Katrin Kiirend
pp. 139-147


Based on the Institutes of Gaius, the renowned jurist from the classical period of Roman law (82 BC – 250 AD), capitis deminutio (deterioration of status) in Ancient Rome was divided into three categories: capitis deminutio maxima (loss of liberty), media (loss of citizenship) and minima (loss of family rights). These affected the position of a person in society, his situation and status. Under the first, a person was no longer a free citizen and became a slave. Due to the second, a person remained free, but lost his citizenship rights. In the case of the third, only the family status and relations of a person were affected.

Despite the importance of capitis deminutio and capitis deminutio minima in particular to understanding the specifics of Roman law, there is a lack of consensus in academic writing as to the definition, translation and functioning of capitis deminutio. Many positions expressed in scholarly works also differ from ancient sources of law. In this article, the author searches for a suitable translation for capitis deminutio in Estonian and explains the ways in which capitis deminutio minima functioned according to various sources.

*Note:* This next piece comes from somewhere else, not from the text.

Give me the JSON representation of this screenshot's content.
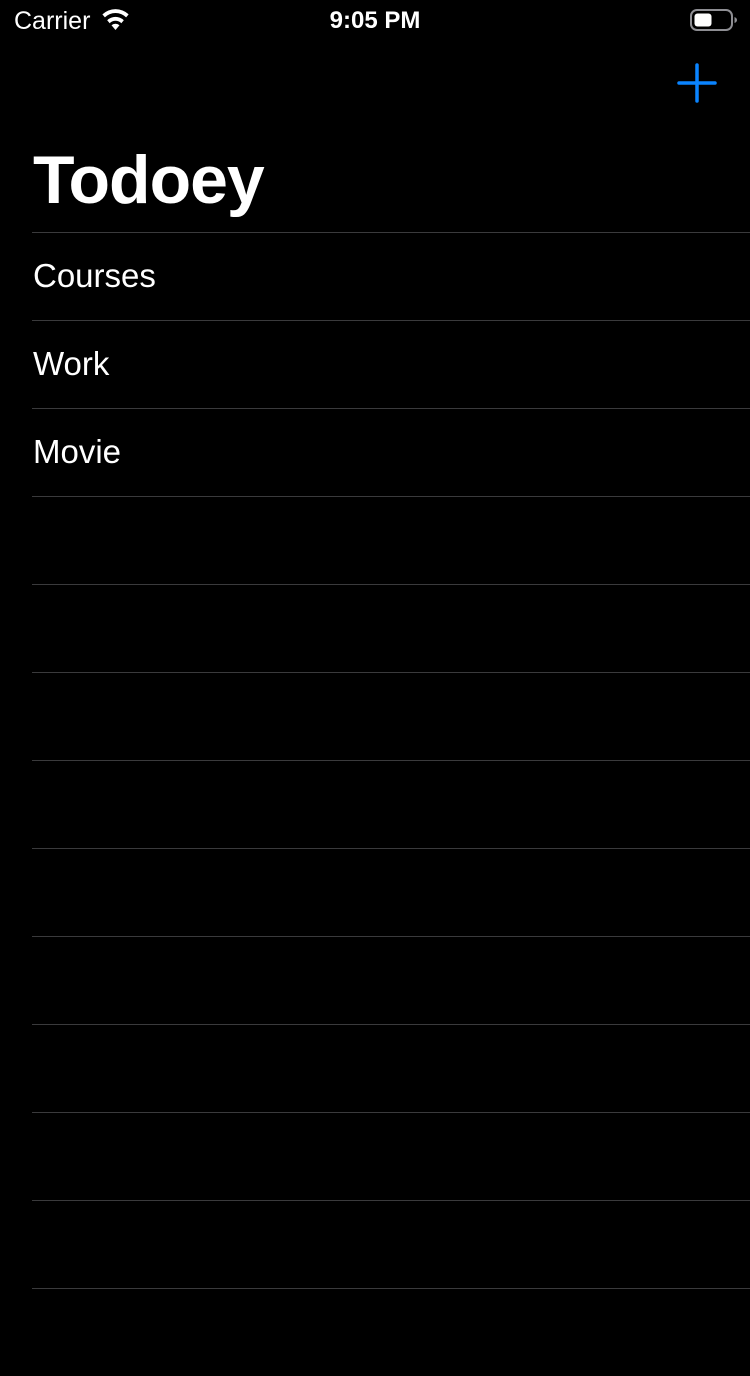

The author then examines contradictions between primary and secondary sources, and the reasons behind them, and submits her position, which she deems to best reflect the content of original sources, on the functioning of capitis deminutio minima in classical Roman law. The author concludes with a examination of the most significant consequences of changes in family rights.